Q: Exxon and Total are developing a new major liquefied natural gas [LNG] facility in Papua New Guinea. What is the vision for the future of the natural gas industry in the country?
A: Papua New Guinea has some of the largest natural gas projects in the world by far. We raised $19bn between 2005 and 2007 for our first LNG project [and] we delivered it well before time and under budget. We have a very good track record of low-cost LNG production in our country and today we are delivering – beyond expectations – much larger quantities of LNG to our markets in China, South Korea and Taiwan. A second project is now being developed by Total and Exxon.

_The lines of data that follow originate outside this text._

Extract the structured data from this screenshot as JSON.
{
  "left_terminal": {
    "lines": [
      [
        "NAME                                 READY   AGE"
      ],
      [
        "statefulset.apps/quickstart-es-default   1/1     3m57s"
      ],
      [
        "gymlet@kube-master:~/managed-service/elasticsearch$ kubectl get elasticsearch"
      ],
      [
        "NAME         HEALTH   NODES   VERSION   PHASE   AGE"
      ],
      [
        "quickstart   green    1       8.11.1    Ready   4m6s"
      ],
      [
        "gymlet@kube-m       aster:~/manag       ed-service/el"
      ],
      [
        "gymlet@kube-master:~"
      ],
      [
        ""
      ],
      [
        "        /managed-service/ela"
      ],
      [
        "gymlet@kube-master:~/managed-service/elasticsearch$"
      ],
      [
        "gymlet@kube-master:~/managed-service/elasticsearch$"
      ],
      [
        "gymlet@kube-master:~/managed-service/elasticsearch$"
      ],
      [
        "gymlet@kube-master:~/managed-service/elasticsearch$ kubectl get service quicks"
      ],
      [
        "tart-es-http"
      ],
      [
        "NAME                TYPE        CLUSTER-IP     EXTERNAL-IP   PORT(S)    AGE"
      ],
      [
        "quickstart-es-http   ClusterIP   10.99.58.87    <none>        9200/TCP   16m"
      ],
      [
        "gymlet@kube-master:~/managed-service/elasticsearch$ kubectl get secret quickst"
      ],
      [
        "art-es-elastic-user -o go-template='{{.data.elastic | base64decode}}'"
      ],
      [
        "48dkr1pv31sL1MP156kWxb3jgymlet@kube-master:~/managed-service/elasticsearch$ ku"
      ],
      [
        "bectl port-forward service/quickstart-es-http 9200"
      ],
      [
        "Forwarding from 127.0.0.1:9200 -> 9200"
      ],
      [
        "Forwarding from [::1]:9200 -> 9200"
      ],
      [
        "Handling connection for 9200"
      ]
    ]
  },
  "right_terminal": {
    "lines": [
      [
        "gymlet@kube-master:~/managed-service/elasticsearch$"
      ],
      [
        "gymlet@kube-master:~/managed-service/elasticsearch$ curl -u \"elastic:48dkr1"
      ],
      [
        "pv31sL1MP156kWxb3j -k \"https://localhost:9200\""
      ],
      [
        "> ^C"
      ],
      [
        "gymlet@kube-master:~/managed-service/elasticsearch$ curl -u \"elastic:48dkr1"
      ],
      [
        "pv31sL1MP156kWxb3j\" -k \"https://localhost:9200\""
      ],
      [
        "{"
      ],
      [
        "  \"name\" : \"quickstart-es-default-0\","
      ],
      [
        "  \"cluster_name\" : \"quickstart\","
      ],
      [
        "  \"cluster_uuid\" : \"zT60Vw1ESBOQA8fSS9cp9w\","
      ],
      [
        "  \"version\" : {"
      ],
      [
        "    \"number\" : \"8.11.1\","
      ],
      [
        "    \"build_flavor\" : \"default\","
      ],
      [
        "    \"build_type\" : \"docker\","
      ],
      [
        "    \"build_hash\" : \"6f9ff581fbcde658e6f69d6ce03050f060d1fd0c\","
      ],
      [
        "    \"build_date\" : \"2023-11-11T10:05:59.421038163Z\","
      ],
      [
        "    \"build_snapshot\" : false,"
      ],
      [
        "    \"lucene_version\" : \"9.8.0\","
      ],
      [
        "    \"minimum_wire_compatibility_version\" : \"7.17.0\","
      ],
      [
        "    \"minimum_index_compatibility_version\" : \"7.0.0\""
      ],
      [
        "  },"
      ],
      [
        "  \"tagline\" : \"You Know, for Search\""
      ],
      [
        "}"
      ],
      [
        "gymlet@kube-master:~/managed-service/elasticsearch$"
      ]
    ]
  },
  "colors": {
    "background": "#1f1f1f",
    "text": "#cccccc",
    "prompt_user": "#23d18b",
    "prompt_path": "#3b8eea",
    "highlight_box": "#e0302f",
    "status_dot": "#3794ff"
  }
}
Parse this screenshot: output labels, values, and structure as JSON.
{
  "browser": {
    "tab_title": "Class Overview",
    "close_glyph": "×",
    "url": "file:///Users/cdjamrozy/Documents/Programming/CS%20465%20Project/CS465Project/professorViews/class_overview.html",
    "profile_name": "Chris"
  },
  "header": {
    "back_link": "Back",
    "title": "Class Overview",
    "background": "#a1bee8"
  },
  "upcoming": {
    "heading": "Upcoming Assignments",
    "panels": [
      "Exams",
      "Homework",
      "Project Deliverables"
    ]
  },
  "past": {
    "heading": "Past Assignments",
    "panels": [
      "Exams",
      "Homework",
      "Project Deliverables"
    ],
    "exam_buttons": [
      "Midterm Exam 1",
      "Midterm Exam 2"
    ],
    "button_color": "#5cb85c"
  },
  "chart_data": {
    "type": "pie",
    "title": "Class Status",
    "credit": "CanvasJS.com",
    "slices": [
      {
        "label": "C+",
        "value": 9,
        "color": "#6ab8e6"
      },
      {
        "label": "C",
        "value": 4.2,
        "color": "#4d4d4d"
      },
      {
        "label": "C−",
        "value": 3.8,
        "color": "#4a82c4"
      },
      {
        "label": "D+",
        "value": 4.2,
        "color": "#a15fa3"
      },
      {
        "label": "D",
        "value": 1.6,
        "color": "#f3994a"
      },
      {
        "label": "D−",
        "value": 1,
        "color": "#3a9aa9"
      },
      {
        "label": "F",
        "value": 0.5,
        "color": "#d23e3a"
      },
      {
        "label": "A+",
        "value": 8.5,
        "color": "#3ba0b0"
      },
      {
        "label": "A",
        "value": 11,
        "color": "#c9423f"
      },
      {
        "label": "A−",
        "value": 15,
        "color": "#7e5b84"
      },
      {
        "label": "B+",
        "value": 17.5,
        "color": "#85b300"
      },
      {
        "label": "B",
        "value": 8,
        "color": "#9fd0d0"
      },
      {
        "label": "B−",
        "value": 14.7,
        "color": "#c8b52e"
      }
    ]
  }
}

We will go to the market again [the price tag is above $10bn], and I know the market reception will be quite good. [International investors] will be able to help us finance this second project. We will deliver it at low cost and on time as we did it with the first one. We expect the first gas exports between 2021 and 2022.
We believe demand for LNG is there and growing, with countries in the region such as China and South Korea starting to change their energy configuration from heavy fossil fuel dependence to LNG and solar and hydropower, which is a mix that will continue to propel growth of LNG in that market.
We have seen how resource-rich countries, in the region and globally, have made mistakes with their overdependency on [their resources]. We are trying to transform this [oil and gas, and mining] investment into agriculture and tourism that is sustainable for a long period of time. This is where we have the greatest potential.
Q: Another major project in the pipeline is the $2.8bn Wafi-Golpu gold and copper mine by Australian Newcrest Mining. When is construction going to commence?
A: We expect a mining agreement to be signed well before the end of this year, and construction to kick off in mid-2019. We expect it to become a world-class gold and copper mine – in fact, I’m told reserves are much higher than has been indicated to the market.
Our aim is to make sure all these developments are environmentally friendly. We have had experiences in the past where some of the environmental damage by the project in other mines has affected our communities [the government is pursuing a legal case against mining major BHP Billiton for alleged environmental issues at the Ok Tedi gold and copper mine] and our government wants to develop this in an environmentally friendly way, so that we can sustain the legacy of our own biodiversity within our rainforest and make sure communities are not affected.
Q: Are you still planning to issue a first international sovereign bond despite some recent negative views by credit rating agencies?
A: We are very well advanced in issuing a sovereign bond in the coming months. We are willing to raise anywhere between $500m to $1bn. It’s a 10-year bond; let’s see how the market reacts. From early indications, we have had some very positive responses from many of the people that are going to take up the issue and we are looking forward to concluding it soon.
The slight downgrade [by Moody’s] is just an indication of the effects of the recent earthquake – and, of course, of the temporary shortage of foreign currency hampering growth going forward. But if it takes note of the potential and upside we have coming up in the economy, it will see an economy growing at a very steady pace despite all the global challenges and downturn in commodity prices.
Our growth has been averaging about 3% per annum. Globally, that’s something not too many countries can boast. Despite the downgrade, the issue will be well accepted [and] we believe it will be oversubscribed.